WASHINGTON, January 8 -
It is a new year. As the clock struck midnight, Americans throughout the fruited plain celebrated the end of 2013 and the start of a new year.
January 1 – out with the old and in with the new – light bulb, so sayeth Uncle Sam. That is right: “turn out the lights, the party’s over” for the incandescent light bulb.
I went to H-E-B last week in Texas and the shelves were bare. Only curly fluorescent light bulbs to be found. That is because the government has now banned 75 -, 100 -, 60-, and 40-watt light bulbs.
Edison’s light bulb has gone from the endangered species list to near extinction. Some incandescent light bulbs will be allowed, but only if they meet new government standards. What was once the symbol for American innovation is now banned by the almighty government. Isn’t that ironic?
Why? Because it is not energy efficient, so sayeth the government. Isn’t that ironic?
Why? Because it is not energy efficient, so sayeth the government. The government certainly doesn’t want Americans to have a choice with what light bulbs they purchase because the government knows best.
The new fluorescent curly light bulbs, also called CFLs, contain mercury and also are more expensive. Mr. Speaker, I thought mercury was bad for us.
Anyway, nothing gets easier when you use these light bulbs. Do you need to dispose of one of these curly light bulbs? Don’t even think about throwing it in the trash without reading the instructions in the box. Don’t throw them in the wastebasket. You are supposed to take them to a local recycling center. Yeah, right.
If a person decides to take the risk and throw the light bulb out at home, listen closely, because, of course, it is more complicated. The light bulb should be sealed in two plastic bags and then placed in the trash outdoors so as not to pollute landfills if it breaks.
There are more regulations. If a CFL is dropped well, disaster strikes, in my opinion. You can’t just pick up the pieces and throw them away. The EPA has generously told us in more detailed instructions what we do if one is broken: “Have people and pets leave the room, and don’t let anyone walk through the area.”
So, Mr. Speaker, if I accidentally drop this light bulb here on the House floor and it breaks, does that mean we have to evacuate the House floor? According to the EPA, at least we should do that.
I give you more: “Open a window” – don’t have any in here – “and leave the room for 15 minutes or more. Shut off the central heating and air-conditioning system. Carefully scoop up glass fragments and powder using stiff paper or cardboard and place them in a glass jar with a metal lid.” Mr. Speaker, I hope you have some of those old mason jars around here.
There is more. The EPA says: “Use sticky tape, such as duct tape, to pick up any remaining small glass fragments and powder.
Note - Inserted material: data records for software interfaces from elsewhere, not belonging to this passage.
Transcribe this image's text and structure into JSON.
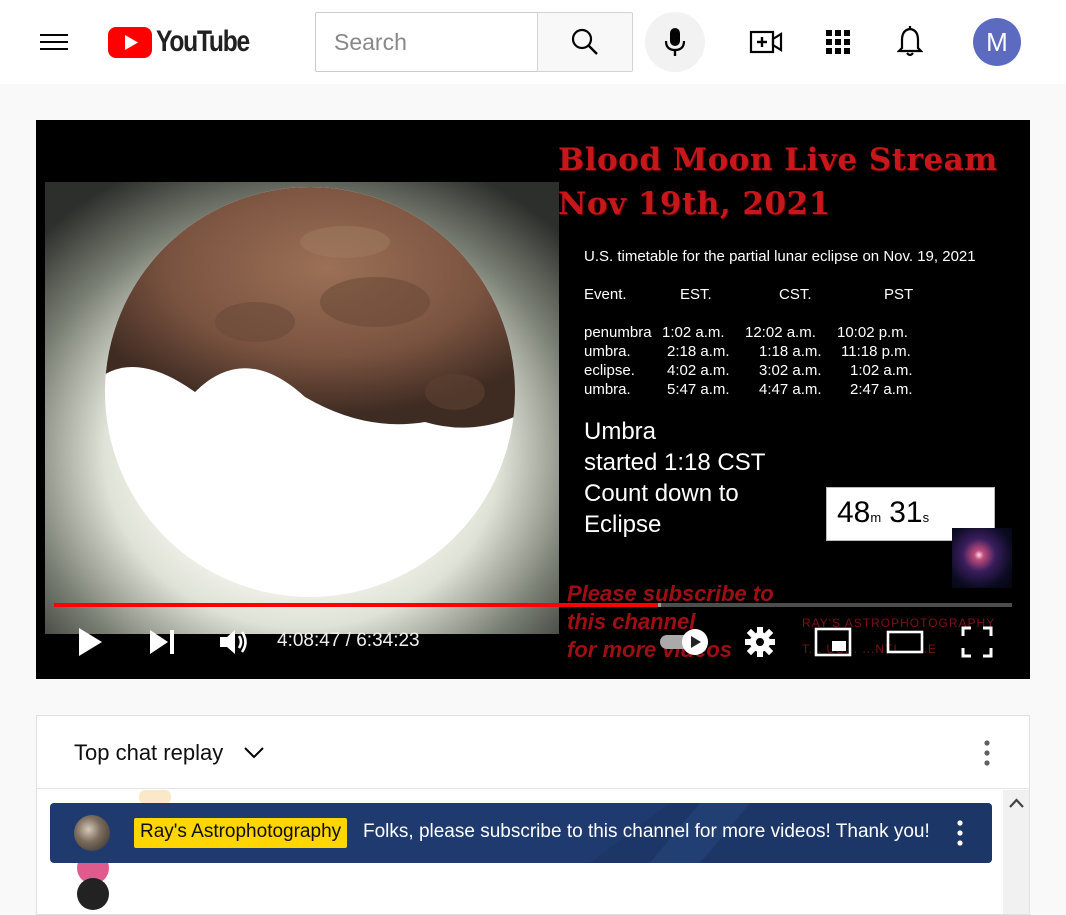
{
  "header": {
    "logo_text": "YouTube",
    "search_placeholder": "Search",
    "avatar_letter": "M",
    "icons": [
      "menu-icon",
      "youtube-logo-icon",
      "search-icon",
      "mic-icon",
      "create-video-icon",
      "apps-grid-icon",
      "notifications-bell-icon"
    ]
  },
  "video": {
    "title_line1": "Blood Moon Live Stream",
    "title_line2": "Nov 19th, 2021",
    "table_title": "U.S. timetable for the partial lunar eclipse on Nov. 19, 2021",
    "table_headers": [
      "Event.",
      "EST.",
      "CST.",
      "PST"
    ],
    "table_rows": [
      [
        "penumbra",
        "1:02 a.m.",
        "12:02 a.m.",
        "10:02 p.m."
      ],
      [
        "umbra.",
        "2:18 a.m.",
        "1:18 a.m.",
        "11:18 p.m."
      ],
      [
        "eclipse.",
        "4:02 a.m.",
        "3:02 a.m.",
        "1:02 a.m."
      ],
      [
        "umbra.",
        "5:47 a.m.",
        "4:47 a.m.",
        "2:47 a.m."
      ]
    ],
    "umbra_lines": [
      "Umbra",
      "started 1:18 CST",
      "Count down to",
      "Eclipse"
    ],
    "countdown_minutes": "48",
    "countdown_minutes_unit": "m",
    "countdown_seconds": "31",
    "countdown_seconds_unit": "s",
    "watermark_subscribe": [
      "Please subscribe to",
      "this channel",
      "for more videos"
    ],
    "watermark_rays": [
      "RAY'S ASTROPHOTOGRAPHY",
      "T... US... ...NTI... ...E"
    ],
    "time_display": "4:08:47 / 6:34:23",
    "progress_played_fraction": 0.63,
    "progress_loaded_fraction": 0.634,
    "autoplay_on": true,
    "colors": {
      "progress": "#ff0000",
      "title_red": "#c8171a",
      "chip": "#ffd600"
    }
  },
  "chat": {
    "title": "Top chat replay",
    "pinned": {
      "author": "Ray's Astrophotography",
      "message": "Folks, please subscribe to this channel for more videos! Thank you!"
    }
  }
}
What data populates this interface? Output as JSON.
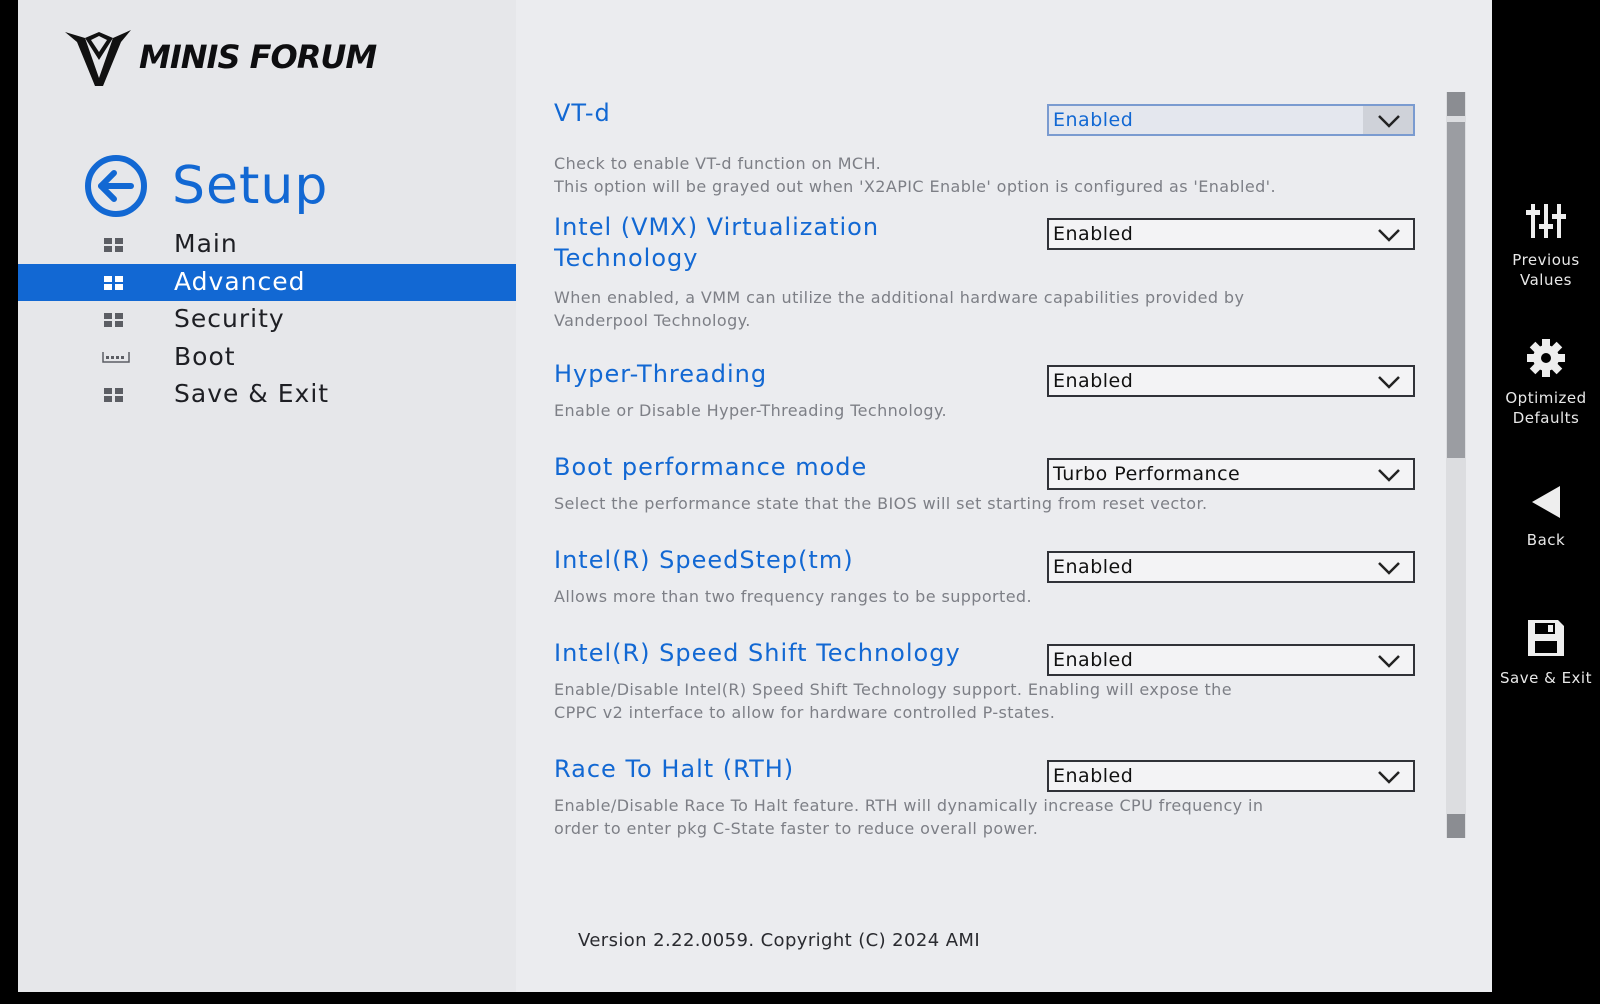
{
  "brand": {
    "name": "MINIS FORUM"
  },
  "header": {
    "title": "Setup"
  },
  "nav": {
    "items": [
      {
        "label": "Main",
        "active": false
      },
      {
        "label": "Advanced",
        "active": true
      },
      {
        "label": "Security",
        "active": false
      },
      {
        "label": "Boot",
        "active": false
      },
      {
        "label": "Save & Exit",
        "active": false
      }
    ]
  },
  "settings": [
    {
      "title": "VT-d",
      "value": "Enabled",
      "description": [
        "Check to enable VT-d function on MCH.",
        "This option will be grayed out when 'X2APIC Enable' option is configured as 'Enabled'."
      ],
      "focused": true
    },
    {
      "title": "Intel (VMX) Virtualization Technology",
      "value": "Enabled",
      "description": [
        "When enabled, a VMM can utilize the additional hardware capabilities provided by",
        "Vanderpool Technology."
      ]
    },
    {
      "title": "Hyper-Threading",
      "value": "Enabled",
      "description": [
        "Enable or Disable Hyper-Threading Technology."
      ]
    },
    {
      "title": "Boot performance mode",
      "value": "Turbo Performance",
      "description": [
        "Select the performance state that the BIOS will set starting from reset vector."
      ]
    },
    {
      "title": "Intel(R) SpeedStep(tm)",
      "value": "Enabled",
      "description": [
        "Allows more than two frequency ranges to be supported."
      ]
    },
    {
      "title": "Intel(R) Speed Shift Technology",
      "value": "Enabled",
      "description": [
        "Enable/Disable Intel(R) Speed Shift Technology support. Enabling will expose the",
        "CPPC v2 interface to allow for hardware controlled P-states."
      ]
    },
    {
      "title": "Race To Halt (RTH)",
      "value": "Enabled",
      "description": [
        "Enable/Disable Race To Halt feature. RTH will dynamically increase CPU frequency in",
        "order to enter pkg C-State faster to reduce overall power."
      ]
    }
  ],
  "footer": {
    "version": "Version 2.22.0059. Copyright (C) 2024 AMI"
  },
  "side_buttons": [
    {
      "label_lines": [
        "Previous",
        "Values"
      ],
      "icon": "sliders-icon"
    },
    {
      "label_lines": [
        "Optimized",
        "Defaults"
      ],
      "icon": "gear-icon"
    },
    {
      "label_lines": [
        "Back"
      ],
      "icon": "back-triangle-icon"
    },
    {
      "label_lines": [
        "Save & Exit"
      ],
      "icon": "floppy-disk-icon"
    }
  ],
  "colors": {
    "accent": "#1268d3",
    "panel_bg": "#ebecef",
    "side_bg": "#000000",
    "desc_text": "#7d7f86"
  }
}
Wipe the area clean with a damp paper towel or disposable wet wipes and place them in a glass jar or plastic bag. DO not use a vacuum or broom.” Next thing you know, we are going to need a HAZMAT crew to come in to someone’s home if they accidentally drop a light bulb.
There is a lot more: “These light bulbs may cause interference to radios, televisions, wireless headphones and remote controls.” Okay, I will be sure to turn off the lights tonight when I watch “Duck Dynasty.” I don’t want to miss it because I have these curly light bulbs.
I forgot to mention – guess where these little spiral light bulbs are made? China. Now isn’t that lovely?
The power of choice has been taken away from the American people, even the choice of a light bulb, because government is controlling our lives and it knows better. The Federal Government should not have the authority to force Americans to buy anything, whether it is health care, a box of donuts, or even CFL light bulbs.
As Willie Nelson has said: “Turn out the lights, the party’s over. They say that all good things must end. Turn out the lights, the party’s over” for at least Thomas Edison’s light bulb.
May it rest in peace, Mr. Speaker.
And that’s just the way it is.